Source: The Columbian
Gov. Jay Inslee directed the state Thursday to tackle mounting public safety concerns and develop a spill response plan as oil train traffic continues to increase, particularly in Southwest Washington.
He announced the directive at a meeting of The Columbian’s editorial board in Vancouver.
“The Pacific Northwest is experiencing rapid changes in how crude oil is moving through rail corridors and over Washington waters, creating new safety and environmental concerns,” the directive reads.
The governor asked the Department of Ecology to work with other state agencies, the Federal Railroad Administration and tribal governments to “identify data and information gaps that hinder improvements in public safety and spill prevention and response.”
Specifically, the governor’s directive asks agencies to: – Characterize risk of accidents along rail lines. – Review state and federal laws and rules with respect to rail safety and identify regulatory gaps. – Assess the relative risk of Bakken crude with respect to other forms of crude oil. – Identify data and information gaps that hinder improvements in public safety and spill prevention and response. – Begin development of spill response plans for impacted counties. – Identify potential actions that can be coordinated with neighboring states and British Columbia. – Identify, prioritize, and estimate costs for state actions that will improve public safety and spill prevention and response.
He set an Oct. 1 deadline for agencies to respond.
He also said he’ll reach out to other states to develop coordinated oil transportation safety and spill response plans, and pledged to ask the 2015-17 Legislature for money for oil train safety.
The directive comes as the state Energy Facility Site Evaluation Council is reviewing an application by Tesoro Corp. and Savage Cos. to build an oil shipping terminal at the Port of Vancouver. Bakken crude would arrive at Vancouver by train and leave by ship or barge on the Columbia River.
As governor, Inslee will have the final say on the Tesoro-Savage permit. “We will make the right decision at the right time,” he said, without tipping his hand.
The first-term Democrat is in Vancouver all day today. He presented awards to Washington State Department of Transportation employees, and is scheduled to visit a local technology firm, Smith-Root, that is expanding.

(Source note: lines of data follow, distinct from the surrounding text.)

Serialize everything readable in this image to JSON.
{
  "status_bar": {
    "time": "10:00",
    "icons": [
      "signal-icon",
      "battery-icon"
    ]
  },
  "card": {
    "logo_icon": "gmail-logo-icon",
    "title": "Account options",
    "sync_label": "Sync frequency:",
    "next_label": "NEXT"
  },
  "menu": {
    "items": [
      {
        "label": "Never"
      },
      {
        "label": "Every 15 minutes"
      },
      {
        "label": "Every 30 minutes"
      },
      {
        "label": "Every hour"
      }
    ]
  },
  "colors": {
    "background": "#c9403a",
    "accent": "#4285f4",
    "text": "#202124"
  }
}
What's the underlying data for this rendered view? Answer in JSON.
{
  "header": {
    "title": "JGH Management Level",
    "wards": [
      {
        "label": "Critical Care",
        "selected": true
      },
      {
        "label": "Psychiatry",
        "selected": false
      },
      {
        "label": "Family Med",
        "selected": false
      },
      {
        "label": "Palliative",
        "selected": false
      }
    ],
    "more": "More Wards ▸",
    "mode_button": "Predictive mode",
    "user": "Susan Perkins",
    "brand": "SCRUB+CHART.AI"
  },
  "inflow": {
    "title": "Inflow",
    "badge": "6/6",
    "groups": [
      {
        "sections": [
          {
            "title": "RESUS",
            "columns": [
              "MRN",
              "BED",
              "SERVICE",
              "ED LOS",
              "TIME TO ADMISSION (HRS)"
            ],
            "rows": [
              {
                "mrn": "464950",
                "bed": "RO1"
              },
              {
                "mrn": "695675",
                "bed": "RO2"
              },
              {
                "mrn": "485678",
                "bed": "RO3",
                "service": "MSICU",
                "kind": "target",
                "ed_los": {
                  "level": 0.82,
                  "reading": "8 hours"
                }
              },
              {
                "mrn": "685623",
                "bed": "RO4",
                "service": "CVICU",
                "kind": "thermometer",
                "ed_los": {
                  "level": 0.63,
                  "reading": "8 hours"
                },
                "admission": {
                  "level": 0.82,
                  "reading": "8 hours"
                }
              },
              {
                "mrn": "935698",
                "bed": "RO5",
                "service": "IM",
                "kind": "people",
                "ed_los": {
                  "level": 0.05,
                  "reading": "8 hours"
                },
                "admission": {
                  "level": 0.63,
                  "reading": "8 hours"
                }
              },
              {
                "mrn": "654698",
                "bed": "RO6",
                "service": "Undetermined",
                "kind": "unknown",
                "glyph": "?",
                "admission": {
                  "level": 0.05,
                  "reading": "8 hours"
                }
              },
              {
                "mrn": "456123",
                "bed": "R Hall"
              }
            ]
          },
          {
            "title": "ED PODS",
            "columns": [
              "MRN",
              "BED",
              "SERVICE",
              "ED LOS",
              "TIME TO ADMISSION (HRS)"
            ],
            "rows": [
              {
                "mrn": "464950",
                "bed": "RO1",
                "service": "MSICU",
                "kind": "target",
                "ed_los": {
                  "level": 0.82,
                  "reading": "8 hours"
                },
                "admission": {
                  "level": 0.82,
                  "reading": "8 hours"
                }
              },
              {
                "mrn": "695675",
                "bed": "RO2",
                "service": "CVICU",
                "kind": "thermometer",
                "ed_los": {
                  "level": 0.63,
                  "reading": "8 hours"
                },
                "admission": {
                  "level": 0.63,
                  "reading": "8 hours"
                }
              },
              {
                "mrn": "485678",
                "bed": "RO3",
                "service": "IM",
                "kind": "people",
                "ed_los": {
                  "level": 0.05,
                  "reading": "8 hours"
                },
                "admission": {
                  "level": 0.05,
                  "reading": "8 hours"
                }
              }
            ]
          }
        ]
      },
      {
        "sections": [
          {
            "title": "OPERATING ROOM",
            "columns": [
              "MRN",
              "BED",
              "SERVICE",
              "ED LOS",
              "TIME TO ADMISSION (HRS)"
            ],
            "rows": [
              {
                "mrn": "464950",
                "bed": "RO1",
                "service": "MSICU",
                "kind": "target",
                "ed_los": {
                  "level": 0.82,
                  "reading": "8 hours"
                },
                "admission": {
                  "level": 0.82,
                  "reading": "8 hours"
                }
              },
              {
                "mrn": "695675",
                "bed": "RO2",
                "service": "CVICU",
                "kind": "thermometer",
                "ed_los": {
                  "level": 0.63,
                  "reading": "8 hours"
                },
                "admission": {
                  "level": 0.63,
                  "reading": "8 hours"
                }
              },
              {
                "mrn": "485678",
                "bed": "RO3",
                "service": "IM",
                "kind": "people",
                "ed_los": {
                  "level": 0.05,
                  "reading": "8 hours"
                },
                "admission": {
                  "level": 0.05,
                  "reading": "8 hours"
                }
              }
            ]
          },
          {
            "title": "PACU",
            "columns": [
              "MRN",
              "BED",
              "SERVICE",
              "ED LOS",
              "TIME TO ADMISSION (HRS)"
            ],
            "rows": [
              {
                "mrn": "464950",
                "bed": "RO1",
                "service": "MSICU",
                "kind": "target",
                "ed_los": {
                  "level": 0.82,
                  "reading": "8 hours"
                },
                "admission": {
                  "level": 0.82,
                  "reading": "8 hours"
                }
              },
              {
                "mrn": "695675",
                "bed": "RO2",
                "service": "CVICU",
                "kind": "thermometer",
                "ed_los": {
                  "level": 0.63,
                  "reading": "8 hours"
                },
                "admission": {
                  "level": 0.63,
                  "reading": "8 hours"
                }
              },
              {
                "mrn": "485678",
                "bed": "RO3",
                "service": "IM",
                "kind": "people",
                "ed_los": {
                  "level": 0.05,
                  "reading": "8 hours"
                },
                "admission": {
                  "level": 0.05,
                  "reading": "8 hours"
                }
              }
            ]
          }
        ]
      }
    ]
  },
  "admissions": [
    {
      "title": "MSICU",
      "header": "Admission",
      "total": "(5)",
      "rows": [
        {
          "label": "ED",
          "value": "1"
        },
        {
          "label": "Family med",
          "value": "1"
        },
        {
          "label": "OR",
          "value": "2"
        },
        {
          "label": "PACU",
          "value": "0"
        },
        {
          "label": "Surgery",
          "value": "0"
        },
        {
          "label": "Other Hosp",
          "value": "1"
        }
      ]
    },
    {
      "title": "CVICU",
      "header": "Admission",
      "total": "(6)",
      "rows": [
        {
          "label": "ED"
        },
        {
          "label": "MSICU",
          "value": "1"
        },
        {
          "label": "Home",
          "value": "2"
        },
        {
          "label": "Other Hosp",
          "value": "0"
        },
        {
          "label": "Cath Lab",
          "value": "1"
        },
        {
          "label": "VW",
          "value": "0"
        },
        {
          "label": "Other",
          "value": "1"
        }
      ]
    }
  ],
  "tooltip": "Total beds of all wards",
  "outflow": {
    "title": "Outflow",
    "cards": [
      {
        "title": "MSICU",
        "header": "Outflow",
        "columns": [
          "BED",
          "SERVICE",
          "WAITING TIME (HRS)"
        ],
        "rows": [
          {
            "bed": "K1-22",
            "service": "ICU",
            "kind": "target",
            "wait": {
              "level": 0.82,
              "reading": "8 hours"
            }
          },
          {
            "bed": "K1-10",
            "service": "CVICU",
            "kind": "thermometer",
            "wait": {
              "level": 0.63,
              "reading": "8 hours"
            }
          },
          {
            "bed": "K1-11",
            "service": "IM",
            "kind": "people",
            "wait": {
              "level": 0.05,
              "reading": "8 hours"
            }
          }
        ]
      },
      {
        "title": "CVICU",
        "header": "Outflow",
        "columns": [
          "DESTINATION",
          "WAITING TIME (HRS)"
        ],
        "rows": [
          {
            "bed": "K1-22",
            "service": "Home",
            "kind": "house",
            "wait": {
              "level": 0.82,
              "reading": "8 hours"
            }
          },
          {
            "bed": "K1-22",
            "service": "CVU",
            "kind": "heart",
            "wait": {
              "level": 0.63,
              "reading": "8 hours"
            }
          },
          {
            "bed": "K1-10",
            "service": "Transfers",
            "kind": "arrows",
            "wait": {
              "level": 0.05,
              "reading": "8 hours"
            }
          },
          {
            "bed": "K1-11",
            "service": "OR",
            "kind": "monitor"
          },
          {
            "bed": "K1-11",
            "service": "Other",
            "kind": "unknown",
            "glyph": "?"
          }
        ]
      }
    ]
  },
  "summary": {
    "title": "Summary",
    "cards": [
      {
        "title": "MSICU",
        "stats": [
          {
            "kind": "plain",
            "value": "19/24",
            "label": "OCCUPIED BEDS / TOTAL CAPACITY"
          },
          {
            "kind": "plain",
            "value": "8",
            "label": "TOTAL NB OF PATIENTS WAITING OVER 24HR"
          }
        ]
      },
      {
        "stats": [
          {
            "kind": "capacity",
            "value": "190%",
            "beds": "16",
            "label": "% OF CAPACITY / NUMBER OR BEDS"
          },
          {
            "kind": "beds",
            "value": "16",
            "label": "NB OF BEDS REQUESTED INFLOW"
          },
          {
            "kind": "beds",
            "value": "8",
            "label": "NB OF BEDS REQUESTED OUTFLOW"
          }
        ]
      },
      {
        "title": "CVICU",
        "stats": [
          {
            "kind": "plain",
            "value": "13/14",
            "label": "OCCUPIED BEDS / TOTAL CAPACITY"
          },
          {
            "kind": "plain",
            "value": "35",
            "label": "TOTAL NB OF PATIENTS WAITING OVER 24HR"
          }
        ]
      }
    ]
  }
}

This evening he will give the commencement address at the Washington School for the Deaf’s graduation ceremony.